The West's collapse in Bosnia sends up a dust-cloud of uncertainty which hides the very future of Europe. This is by far the worst crisis in Nato's history, a fiasco which has set the European partners against the United States. Even the British, usually so servile to the "special relationship'', have been driven to gang up with France to resist American ideas about Bosnia. Perhaps Nato only knows how to do one thing - to unite against a massive threat from the East, the purpose for which it was created - and should never be tempted to wander out of that area into anything else. But perhaps, worse still, Nato has lost even that capacity. Last week in Budapest, President Yeltsin growled that Nato should not acquire new members. But the next candidates for membership, Poland, Hungary and the Czech Republic, must now be wondering whether Nato still has the elementary will to protect its own.

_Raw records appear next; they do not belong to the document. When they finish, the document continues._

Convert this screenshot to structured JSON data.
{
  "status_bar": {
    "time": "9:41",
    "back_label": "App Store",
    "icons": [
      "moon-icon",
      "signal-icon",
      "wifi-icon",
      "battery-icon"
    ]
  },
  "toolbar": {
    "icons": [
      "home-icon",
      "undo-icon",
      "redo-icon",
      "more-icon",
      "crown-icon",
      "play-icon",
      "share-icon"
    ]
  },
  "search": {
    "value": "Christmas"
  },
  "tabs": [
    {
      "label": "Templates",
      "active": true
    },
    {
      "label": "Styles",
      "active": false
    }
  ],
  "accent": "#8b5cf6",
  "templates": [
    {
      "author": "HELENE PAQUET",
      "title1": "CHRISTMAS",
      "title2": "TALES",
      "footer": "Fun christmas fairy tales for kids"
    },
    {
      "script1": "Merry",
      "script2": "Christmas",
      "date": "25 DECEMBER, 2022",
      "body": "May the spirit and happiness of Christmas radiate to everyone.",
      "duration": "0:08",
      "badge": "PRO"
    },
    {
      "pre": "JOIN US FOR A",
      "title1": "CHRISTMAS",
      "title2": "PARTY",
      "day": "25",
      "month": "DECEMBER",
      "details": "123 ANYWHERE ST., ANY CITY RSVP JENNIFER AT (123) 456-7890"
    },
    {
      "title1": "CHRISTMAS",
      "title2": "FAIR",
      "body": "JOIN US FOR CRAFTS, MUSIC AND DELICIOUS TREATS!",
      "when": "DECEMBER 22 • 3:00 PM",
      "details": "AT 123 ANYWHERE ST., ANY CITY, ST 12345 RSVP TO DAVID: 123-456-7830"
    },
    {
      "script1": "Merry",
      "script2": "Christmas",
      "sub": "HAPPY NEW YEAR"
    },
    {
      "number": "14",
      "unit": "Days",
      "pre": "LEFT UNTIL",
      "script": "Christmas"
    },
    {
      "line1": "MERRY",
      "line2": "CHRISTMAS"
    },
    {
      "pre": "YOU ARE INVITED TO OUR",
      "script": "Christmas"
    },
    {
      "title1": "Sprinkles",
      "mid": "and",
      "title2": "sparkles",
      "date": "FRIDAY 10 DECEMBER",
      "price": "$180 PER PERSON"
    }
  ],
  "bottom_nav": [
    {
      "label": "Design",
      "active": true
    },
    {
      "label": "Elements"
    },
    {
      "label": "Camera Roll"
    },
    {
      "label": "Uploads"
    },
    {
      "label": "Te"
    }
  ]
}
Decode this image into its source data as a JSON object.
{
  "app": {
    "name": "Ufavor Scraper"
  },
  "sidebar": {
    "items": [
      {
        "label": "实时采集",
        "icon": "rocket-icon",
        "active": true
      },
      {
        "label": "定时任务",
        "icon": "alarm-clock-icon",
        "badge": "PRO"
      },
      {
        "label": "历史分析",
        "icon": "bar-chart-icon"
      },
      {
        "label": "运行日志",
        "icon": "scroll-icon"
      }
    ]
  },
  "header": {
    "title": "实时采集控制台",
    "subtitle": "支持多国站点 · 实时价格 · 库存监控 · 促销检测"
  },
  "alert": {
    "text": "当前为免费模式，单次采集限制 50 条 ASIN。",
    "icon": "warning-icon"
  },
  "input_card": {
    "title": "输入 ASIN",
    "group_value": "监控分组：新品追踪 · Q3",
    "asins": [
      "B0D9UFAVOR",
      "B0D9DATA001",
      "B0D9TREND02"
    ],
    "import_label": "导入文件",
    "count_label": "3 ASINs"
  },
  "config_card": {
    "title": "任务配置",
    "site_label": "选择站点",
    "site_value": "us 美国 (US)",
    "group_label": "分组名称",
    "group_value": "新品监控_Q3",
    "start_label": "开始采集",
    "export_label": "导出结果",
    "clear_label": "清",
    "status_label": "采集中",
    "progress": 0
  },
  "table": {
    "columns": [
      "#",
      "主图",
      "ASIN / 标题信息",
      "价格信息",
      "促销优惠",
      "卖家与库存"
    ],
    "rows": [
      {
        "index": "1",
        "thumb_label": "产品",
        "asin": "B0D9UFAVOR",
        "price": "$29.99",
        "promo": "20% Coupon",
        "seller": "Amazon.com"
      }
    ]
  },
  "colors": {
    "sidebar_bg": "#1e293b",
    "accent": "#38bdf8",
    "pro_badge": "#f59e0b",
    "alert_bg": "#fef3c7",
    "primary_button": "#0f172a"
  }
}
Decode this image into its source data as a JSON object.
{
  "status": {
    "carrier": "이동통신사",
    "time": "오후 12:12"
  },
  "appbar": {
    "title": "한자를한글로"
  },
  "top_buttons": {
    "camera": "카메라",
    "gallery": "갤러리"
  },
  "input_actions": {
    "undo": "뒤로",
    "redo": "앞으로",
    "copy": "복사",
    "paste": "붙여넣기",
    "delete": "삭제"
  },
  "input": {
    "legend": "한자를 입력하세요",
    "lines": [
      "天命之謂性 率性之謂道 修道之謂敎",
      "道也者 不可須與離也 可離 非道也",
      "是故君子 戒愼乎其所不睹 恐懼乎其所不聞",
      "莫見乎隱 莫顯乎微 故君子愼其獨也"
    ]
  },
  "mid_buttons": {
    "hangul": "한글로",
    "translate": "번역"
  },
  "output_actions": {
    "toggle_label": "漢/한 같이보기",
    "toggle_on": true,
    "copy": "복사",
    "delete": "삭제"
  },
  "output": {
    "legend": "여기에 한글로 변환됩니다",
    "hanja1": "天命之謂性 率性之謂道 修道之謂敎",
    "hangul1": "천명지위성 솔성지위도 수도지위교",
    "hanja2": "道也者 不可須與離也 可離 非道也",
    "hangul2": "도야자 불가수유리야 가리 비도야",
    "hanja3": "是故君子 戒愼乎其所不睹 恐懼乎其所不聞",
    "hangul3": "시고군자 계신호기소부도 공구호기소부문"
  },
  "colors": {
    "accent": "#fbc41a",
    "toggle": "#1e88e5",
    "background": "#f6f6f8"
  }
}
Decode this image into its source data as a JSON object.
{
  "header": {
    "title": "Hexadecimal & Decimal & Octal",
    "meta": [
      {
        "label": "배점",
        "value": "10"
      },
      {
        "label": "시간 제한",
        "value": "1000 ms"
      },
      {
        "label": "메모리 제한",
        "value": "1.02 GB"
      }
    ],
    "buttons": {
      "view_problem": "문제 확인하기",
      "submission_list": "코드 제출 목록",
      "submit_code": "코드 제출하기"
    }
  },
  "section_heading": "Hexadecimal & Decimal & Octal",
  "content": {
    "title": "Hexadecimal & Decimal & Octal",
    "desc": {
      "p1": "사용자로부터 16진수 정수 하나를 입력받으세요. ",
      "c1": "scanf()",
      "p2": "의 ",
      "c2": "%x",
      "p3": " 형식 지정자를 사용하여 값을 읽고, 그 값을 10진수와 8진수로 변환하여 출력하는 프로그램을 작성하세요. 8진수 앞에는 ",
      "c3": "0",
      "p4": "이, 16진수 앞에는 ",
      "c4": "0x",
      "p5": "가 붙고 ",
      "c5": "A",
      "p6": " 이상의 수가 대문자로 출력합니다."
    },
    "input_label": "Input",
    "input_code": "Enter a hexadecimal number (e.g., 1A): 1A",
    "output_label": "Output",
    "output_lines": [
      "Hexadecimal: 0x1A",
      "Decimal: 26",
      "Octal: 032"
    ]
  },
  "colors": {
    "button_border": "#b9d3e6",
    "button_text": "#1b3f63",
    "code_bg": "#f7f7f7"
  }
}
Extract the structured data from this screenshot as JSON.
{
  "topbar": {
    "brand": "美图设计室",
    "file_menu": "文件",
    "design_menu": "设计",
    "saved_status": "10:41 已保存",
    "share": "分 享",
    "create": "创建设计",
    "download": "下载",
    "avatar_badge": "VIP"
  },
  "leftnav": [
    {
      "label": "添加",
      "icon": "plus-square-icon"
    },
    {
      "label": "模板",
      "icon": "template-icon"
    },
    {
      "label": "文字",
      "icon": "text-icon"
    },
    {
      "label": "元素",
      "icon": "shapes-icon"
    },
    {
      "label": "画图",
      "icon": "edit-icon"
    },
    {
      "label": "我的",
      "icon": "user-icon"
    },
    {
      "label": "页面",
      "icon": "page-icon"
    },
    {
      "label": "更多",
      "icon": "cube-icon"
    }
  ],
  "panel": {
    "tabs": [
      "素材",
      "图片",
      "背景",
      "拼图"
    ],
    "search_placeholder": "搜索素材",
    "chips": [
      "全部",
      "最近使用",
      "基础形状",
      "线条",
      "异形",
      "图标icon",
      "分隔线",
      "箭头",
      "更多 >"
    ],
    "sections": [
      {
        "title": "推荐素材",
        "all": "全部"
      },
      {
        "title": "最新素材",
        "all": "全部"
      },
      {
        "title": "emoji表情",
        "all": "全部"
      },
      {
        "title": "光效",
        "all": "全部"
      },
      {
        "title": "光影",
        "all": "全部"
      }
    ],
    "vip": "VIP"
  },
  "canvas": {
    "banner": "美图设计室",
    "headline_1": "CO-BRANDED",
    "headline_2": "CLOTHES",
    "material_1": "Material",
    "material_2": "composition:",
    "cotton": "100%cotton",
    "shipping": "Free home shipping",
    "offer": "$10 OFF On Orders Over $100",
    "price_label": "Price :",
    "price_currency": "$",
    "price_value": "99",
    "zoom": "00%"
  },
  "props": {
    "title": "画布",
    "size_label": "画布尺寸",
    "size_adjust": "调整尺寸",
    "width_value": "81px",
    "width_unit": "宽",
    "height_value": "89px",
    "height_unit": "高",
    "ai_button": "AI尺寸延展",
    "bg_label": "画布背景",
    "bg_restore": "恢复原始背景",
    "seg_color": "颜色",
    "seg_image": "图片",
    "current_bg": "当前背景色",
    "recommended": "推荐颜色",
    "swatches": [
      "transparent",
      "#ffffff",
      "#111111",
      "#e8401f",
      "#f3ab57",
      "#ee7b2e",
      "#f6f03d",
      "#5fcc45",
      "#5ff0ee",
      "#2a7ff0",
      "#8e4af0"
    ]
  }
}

And yet Nato is all we have. It remains Europe's only weapon to deter an aggressor, contain an expansionist tyrant and defend the borders of small and unstable nations. Every kind of trouble lies ahead. Nobody can now reverse what has happened already in ex-Yugoslavia. But there is still time to prevent the next round: the eruption of Macedonia into a spreading ethnic conflict which could drag in Albania and Serbia, then Bulgaria, and finally - if all control were lost - Greece and Turkey. Far to the north-east, in the political earthquake zone which runs from the Baltic republics through Belarus and Ukraine to the Black Sea, lines have to be drawn and the consequences of crossing them have to be proclaimed with deadly clarity.

The use of armed force is a resort so terrible that it deserves respect. If you are prepared to use force, you must make your enemy know it. If not, it is better to be honest and walk away. The crime of the United Nations and Nato in Bosnia is to have coquetted with force, a sham which is always seen through and leads to worse suffering.

The Russian writer Ilya Ehrenburg once said that "war does not walk at once on to the stage. He arrives early at the theatre, and stands about for a long time in the wings, waiting for his cue."

That proved to be true about Bosnia. But the cue came, and he delivered his performance. The houses burned, the soldiers raped and died, the innocent lost their country. Now he is looking for his next theatre, somewhere in Europe. There is still time to recognise him, and - if we have better bolts and keys - to keep him out. !